Stored dataset items —
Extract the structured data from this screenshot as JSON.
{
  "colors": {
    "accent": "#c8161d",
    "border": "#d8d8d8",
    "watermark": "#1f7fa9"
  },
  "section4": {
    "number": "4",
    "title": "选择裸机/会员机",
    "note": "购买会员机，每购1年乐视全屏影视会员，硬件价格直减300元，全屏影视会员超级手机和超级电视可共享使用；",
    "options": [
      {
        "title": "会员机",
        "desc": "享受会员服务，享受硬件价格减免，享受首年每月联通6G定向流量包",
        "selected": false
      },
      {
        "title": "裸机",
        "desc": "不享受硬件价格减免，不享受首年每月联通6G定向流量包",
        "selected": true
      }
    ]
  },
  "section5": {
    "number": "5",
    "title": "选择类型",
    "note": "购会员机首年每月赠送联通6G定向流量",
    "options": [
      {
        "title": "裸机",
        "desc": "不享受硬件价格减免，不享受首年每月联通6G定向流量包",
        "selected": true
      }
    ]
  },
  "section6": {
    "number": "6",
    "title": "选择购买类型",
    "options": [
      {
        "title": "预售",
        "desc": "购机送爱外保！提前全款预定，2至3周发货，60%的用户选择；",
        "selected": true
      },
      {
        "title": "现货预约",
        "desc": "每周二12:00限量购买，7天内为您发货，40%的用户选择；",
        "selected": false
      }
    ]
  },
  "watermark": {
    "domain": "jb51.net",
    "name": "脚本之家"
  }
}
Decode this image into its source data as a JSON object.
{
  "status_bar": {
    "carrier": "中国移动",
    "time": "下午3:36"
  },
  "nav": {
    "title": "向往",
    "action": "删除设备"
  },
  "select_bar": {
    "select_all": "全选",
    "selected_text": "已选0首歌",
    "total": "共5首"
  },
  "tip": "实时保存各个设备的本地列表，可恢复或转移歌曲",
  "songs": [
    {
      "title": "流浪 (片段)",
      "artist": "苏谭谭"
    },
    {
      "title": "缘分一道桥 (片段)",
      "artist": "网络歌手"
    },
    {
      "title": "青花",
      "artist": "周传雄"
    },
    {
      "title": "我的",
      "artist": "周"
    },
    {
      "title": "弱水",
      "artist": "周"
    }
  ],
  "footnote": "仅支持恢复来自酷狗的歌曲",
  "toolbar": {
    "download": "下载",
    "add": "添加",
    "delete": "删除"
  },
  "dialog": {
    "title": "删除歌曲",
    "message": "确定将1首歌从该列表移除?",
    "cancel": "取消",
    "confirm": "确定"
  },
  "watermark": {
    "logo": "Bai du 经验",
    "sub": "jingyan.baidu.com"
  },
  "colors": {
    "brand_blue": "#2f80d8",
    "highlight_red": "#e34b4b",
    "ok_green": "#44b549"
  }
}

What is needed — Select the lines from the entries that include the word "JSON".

Answer section —
Extract the structured data from this screenshot as JSON.
Decode this image into its source data as a JSON object.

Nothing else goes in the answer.